The seats were comfy now, but the bus was crammed full and some luggage was stowed between people’s legs.
Once we got out of Suratthani, I relaxed and enjoyed more views of palm and rubber tree forests. Skinny buffalos were grazing on vast plains as brown as the rivers nearby; they indicated that nature was all around me.
At 4:40 pm, the driver stopped for 20 minutes so people could relieve themselves and get some drinks and food.
Approaching Phang-Nga (not to be mixed up with Phangan!), limestone cliffs appeared in the famed Phang-Nga Bay – a sight for sore eyes.
At 5:25 pm, the driver stopped again, but only for a short time to let some peeps get on and off the minivan at Phang-Nga Bus Terminal.
As we got closer to Phuket, moms were holding their babies in their hands while their partners were riding the bike. Meanwhile, the driver delayed the journey slightly by his package delivery service along the way, which is quite common on bus trips in Thailand.
I assumed we’d arrive late as the scheduled arrival time was 6:30 pm, which was in 20 minutes, and we hadn’t even crossed the Sarasin Bridge that links Phuket to the mainland.
Just as I was jotting down some notes, Wat Na Klang, a jewel- or mosaique-encrusted temple caught my eye and derailed my train of thought.
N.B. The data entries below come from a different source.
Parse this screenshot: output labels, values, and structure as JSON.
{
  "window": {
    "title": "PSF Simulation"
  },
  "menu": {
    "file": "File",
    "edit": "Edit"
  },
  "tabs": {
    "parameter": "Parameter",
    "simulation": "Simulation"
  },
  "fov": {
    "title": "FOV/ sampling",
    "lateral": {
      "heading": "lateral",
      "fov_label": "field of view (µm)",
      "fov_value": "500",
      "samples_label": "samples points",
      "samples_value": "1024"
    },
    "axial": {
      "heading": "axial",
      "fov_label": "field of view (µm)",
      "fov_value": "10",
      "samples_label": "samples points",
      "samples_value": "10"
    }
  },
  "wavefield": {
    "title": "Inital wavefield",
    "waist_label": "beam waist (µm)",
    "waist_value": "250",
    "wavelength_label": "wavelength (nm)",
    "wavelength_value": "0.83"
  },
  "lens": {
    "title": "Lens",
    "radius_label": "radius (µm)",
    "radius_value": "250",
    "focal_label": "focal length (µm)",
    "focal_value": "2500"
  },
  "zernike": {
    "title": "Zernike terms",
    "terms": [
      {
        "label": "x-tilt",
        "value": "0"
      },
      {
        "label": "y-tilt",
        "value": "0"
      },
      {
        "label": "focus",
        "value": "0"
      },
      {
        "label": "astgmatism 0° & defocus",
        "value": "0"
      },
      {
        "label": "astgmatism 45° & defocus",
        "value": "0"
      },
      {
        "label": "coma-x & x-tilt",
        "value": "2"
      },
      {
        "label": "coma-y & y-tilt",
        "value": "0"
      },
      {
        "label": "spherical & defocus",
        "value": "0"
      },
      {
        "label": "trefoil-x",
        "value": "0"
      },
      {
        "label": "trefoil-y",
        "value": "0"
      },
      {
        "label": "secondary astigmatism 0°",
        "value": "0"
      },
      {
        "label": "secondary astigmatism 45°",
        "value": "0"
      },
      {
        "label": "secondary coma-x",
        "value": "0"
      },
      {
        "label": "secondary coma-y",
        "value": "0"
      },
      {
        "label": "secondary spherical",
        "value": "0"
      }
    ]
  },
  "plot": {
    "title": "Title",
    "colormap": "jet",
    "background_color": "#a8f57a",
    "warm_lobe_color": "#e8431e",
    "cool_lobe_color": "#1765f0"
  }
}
A while later, we crossed the Sarasin Bridge, and some more people got off the bus near the red-faced warrior on the way to Phuket town, a shrine that features the God of Justice.
Only moments later, the driver opened the door, let me get off on the main street in front of Phuket’s bus terminal 2, confirming the first, well-organized impression I’d got of Panthip Travel.
Quick and easy, I thought to myself, and was surprised I’d arrived only minutes after 6:30 pm, despite the package delivery service.